Fresh fruits and vegetables, yogurt, eggs, nuts and seeds are excellent snack food choices. Popular snack foods like muffins and cereal bars are much healthier when they’re homemade. Unfortunately, commercial versions have little nutritional value.

Protein’s role in snack foods
Proteins increase our feeling of fullness and keep us satisfied longer than the carbohydrates in fruit and vegetable juices. If you need to wait several hours before your next meal because you need to take your child to basketball practice after school, then include proteins in your snack (e.g. Greek yogurt, roasted soybeans, a boiled egg or a small can of tuna).

If the aim is to curb your appetite a bit while waiting for your next meal, proteins aren’t necessary. A snack solely comprised of carbohydrates and fibre should satisfy you completely (e.g., freshly-cut veggies, fresh fruit, nutritious crackers).

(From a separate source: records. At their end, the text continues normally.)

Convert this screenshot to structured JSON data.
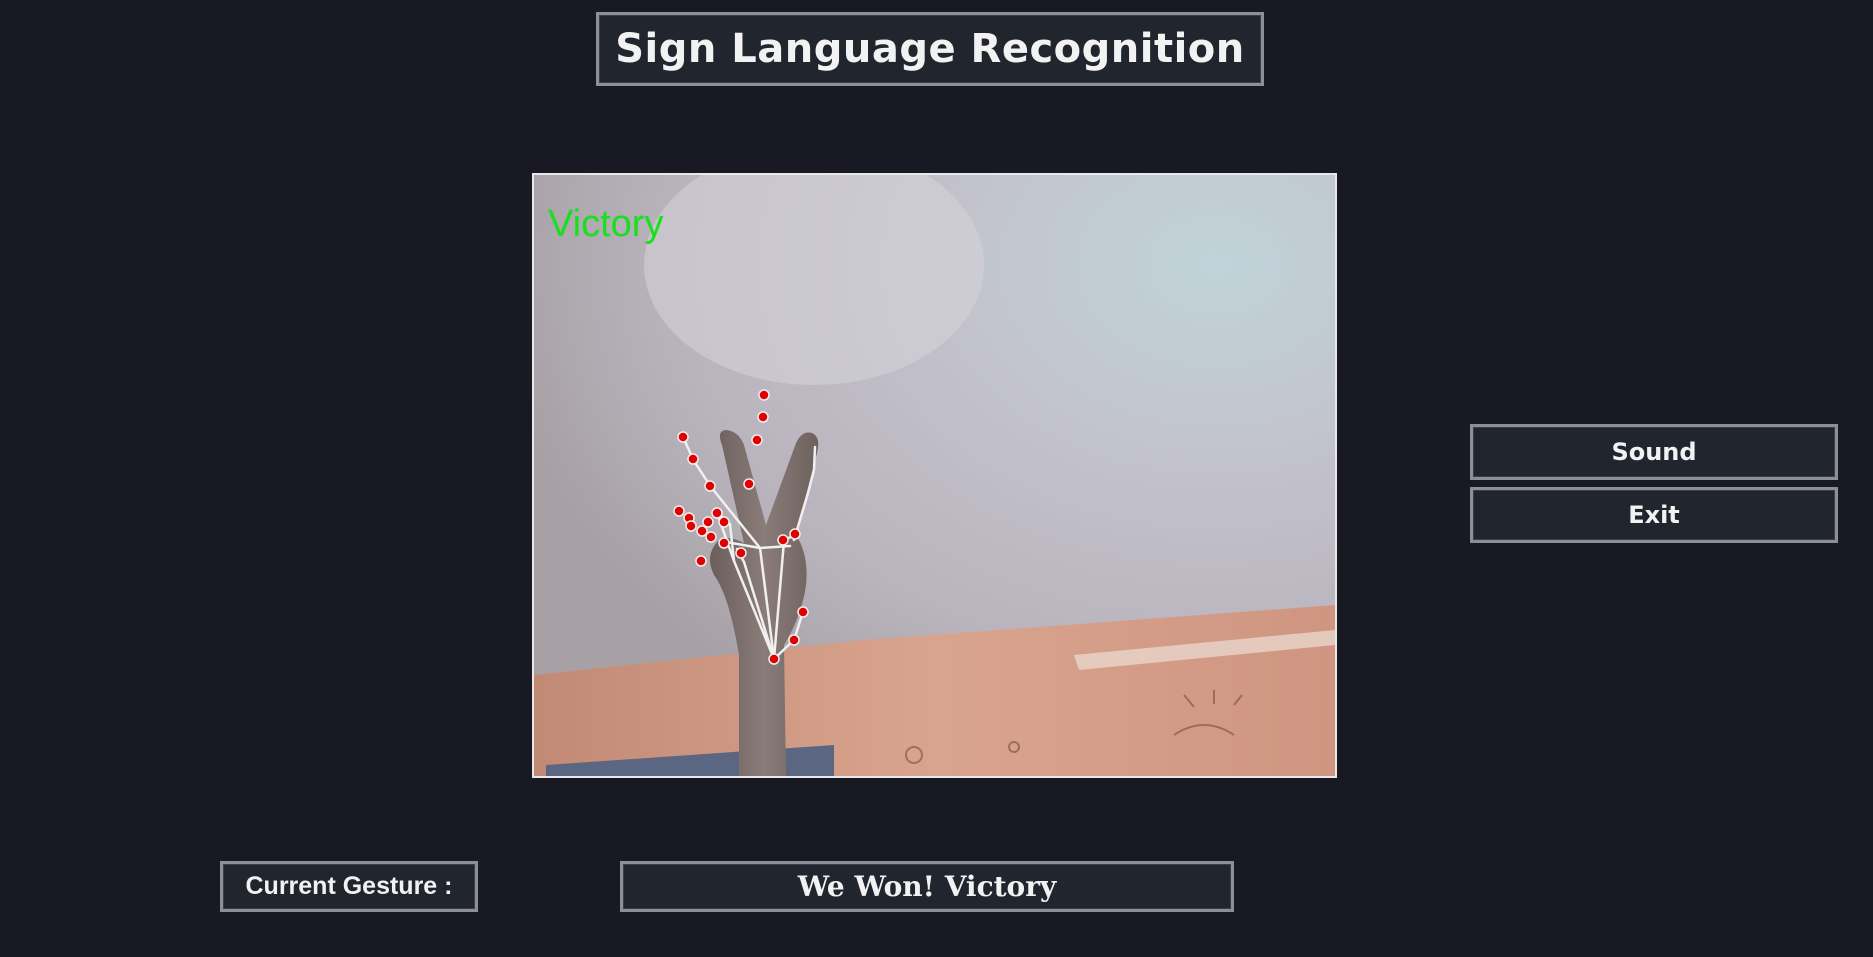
{
  "app": {
    "title": "Sign Language Recognition"
  },
  "camera": {
    "overlay_text": "Victory",
    "overlay_color": "#19e01c",
    "landmark_color": "#e00000",
    "connection_color": "#f0f0f0"
  },
  "buttons": {
    "sound_label": "Sound",
    "exit_label": "Exit"
  },
  "status": {
    "label": "Current Gesture :",
    "value": "We Won! Victory"
  }
}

When it comes to snacking, always keep two things in mind: appetite and high-quality food. Listen to your body. And when you need a snack, choose nutritious and delicious foods. Your body will thank you!


Have you noticed? More than ever, we’re snacking during the day. Instead of eating heavy meals, we seem to prefer lighter meals combined with frequent snacks. Mind you, I have nothing against snacking per se. Actually, I’m all for snacking. However, it’s not for everyone, nor is it a good idea to snack every day. Here’s why.

The importance of responding to a physical need
Many people experience hunger and a dip in energy between meals, both of which are good reasons to snack. Therefore, the challenge is not to think of snacks as a daily necessity. Appetite varies from day to day, based on the composition of our meals and our activities, which determines the need for a snack. Just because it’s break time doesn’t automatically mean you should eat something! Eating an apple at 3:00 p.m. when you aren’t hungry will end up as surplus calories and excess weight. So, snacks aren’t mandatory. Some people function perfectly well on three meals a day.

Less processed foods, please!
Did you know that 41% of food consumed between meals falls into the category of “other foods”? Almost half the time when we grab something to nibble, we choose foods that are high in calories, sugar or fats (e.g. cookies, chewy granola bars and store-bought muffins, chocolates, chips, soft drinks). It’s almost as if we see ourselves as invulnerable superheroes in the face of the very real, detrimental effects these ultra-processed foods have on our health (e.g., weight gain, diabetes, high cholesterol, high blood pressure).

Fresh fruits and vegetables, yogurt, eggs, nuts and seeds are excellent snack food choices. Popular snack foods like muffins and cereal bars are much healthier when they’re homemade. Unfortunately, commercial versions have little nutritional value.

Protein’s role in snack foods
Proteins increase our feeling of fullness and keep us satisfied longer than the carbohydrates in fruit and vegetable juices. If you need to wait several hours before your next meal because you need to take your child to basketball practice after school, then include proteins in your snack (e.g. Greek yogurt, roasted soybeans, a boiled egg or a small can of tuna).

If the aim is to curb your appetite a bit while waiting for your next meal, proteins aren’t necessary. A snack solely comprised of carbohydrates and fibre should satisfy you completely (e.g., freshly-cut veggies, fresh fruit, nutritious crackers).

When it comes to snacking, always keep two things in mind: appetite and high-quality food. Listen to your body. And when you need a snack, choose nutritious and delicious foods. Your body will thank you!